Participants were respondents to the Behavioral Risk Factor Surveillance System (BRFSS) in 2001 (N = 137,359). Moderate- and vigorous-intensity LTPA was categorized as meeting recommended levels, insufficient, or inactive. The U.S. Department of Agriculture rural-urban continuum codes were used to describe degrees of urbanization (metro, large urban, small urban, and rural). Geographic regions were defined by the U.S. Bureau of the Census (Northeast, Midwest, South, and West). Prevalence estimates were calculated using sample weights to account for the design of the BRFSS. Multivariate logistic regression analyses examined regional differences in the odds of physical inactivity (physically inactive vs insufficient or meets) by degree of urbanization after adjustment for sex, age, race, BMI, education, and occupational physical activity.
Large urban areas (49.0%) and the western United States (49.0%) had the highest prevalence of recommended levels of LTPA. Rural areas (24.1%) and the southern United States (17.4%) had the highest prevalence of inactivity.
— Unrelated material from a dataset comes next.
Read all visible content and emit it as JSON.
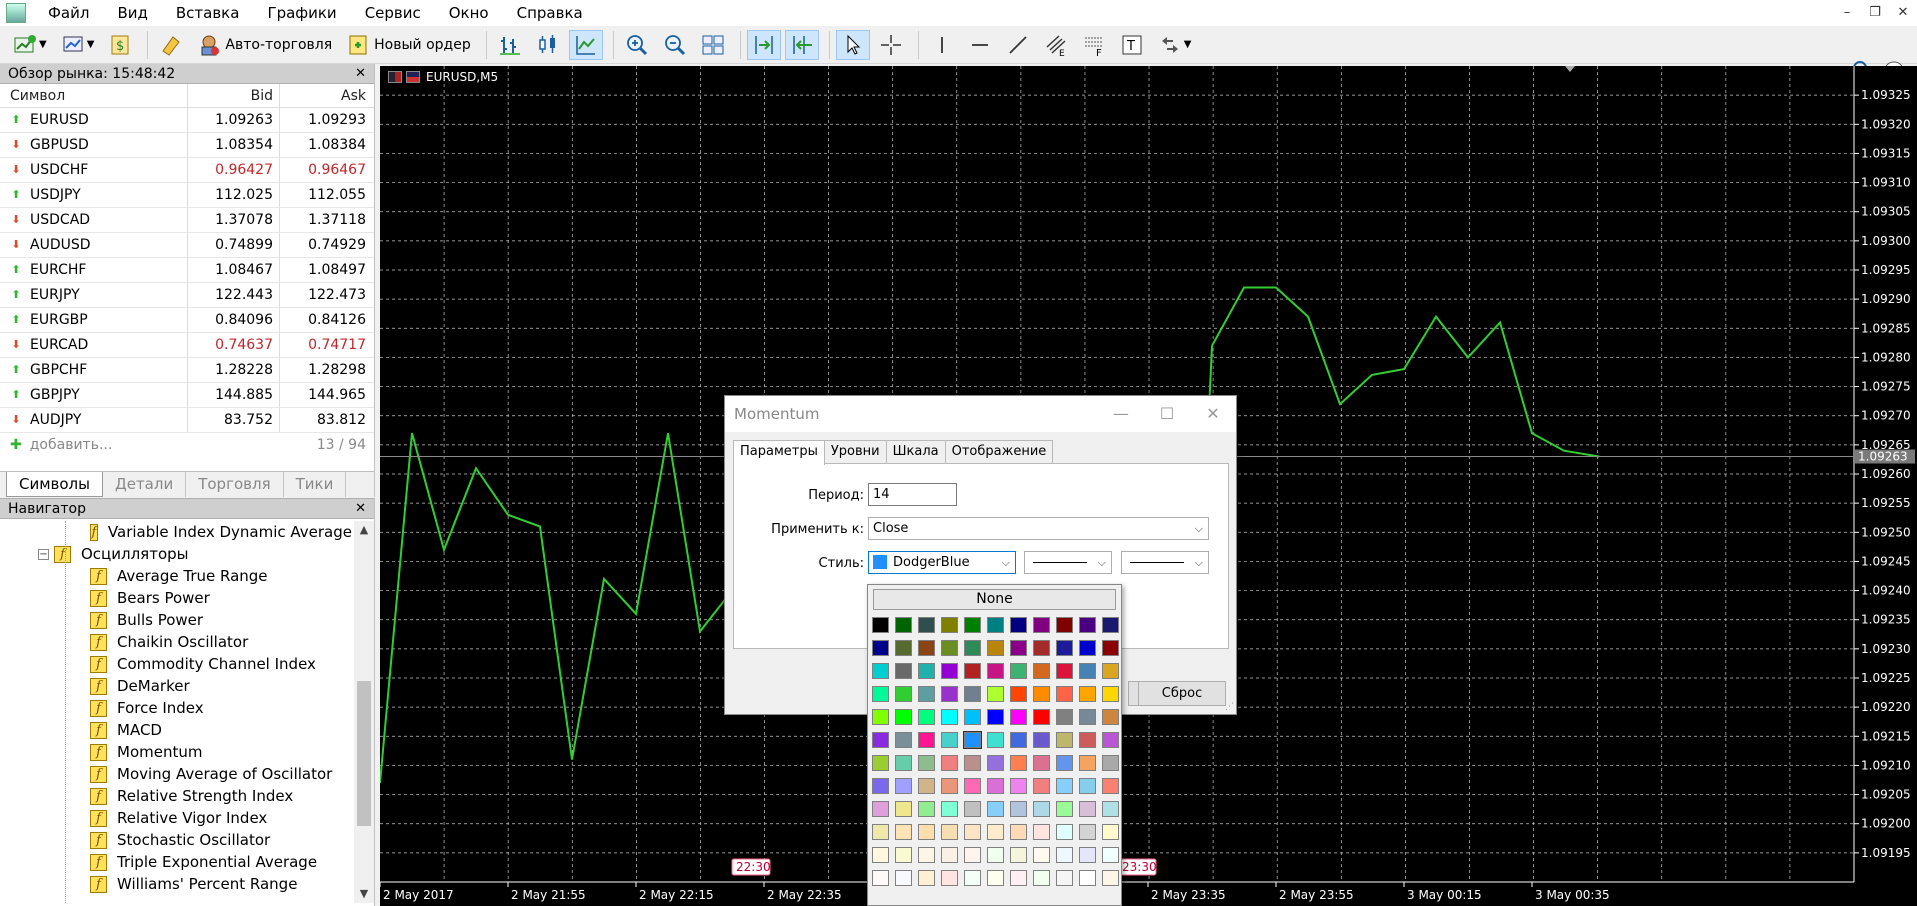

Adults living in the four urbanization categories of the midwestern (metro (OR = 1.47, 95% CI = 1.31, 1.65), large urban (OR = 1.83, 95% CI = 1.51, 2.23), small urban (OR = 1.99, 95% CI = 1.65, 2.40), and rural (OR = 2.59, 95% CI = 1.35, 4.97)); and southern (metro (OR = 1.70, 95% CI = 1.53, 1.88), large urban (OR = 2.04, 95% CI = 1.72, 2.41), small urban (OR = 2.32, 95% CI = 2.02, 2.67), and rural (OR = 5.49, 95% CI = 2.82, 10.68)) U.S. regions were more likely to be inactive than adults living in similar areas of the western United States. Adults in northeast metro and large urban areas (OR = 1.62, 95% CI = 1.45, 1.81; and OR = 1.37, 95% CI = 1.08, 1.74, respectively) were more likely to be inactive than those residing in western metro and large urban areas.
The prevalence of physical inactivity varies by degree of urbanization and geographic region of the United States.
1Division of Epidemiology & Biostatistics, Graduate School of Public Health, and 2Department of Exercise and Nutritional Sciences, College of Professional Studies and Fine Arts, San Diego State University, San Diego, CA; 3Department of Epidemiology and Biostatistics and 4Prevention Research Center, Arnold School of Public Health, University of South Carolina, Columbia, SC; 5Schiefelbusch Institute for Life Span Studies, Center for Physical Activity & Weight Management, University of Kansas, Lawrence, KS; and 6Urban Health Institute, Center for Health Disparities Solutions, Bloomberg School of Public Health, Johns Hopkins University, Baltimore, MD
Address for correspondence: Heather Bowles, M.S., Prevention Research Center, University of South Carolina, 730 Devine St., Columbia, SC 29208; E-mail: email@example.com.
Submitted for publication October 2003.
Accepted for publication July 2004.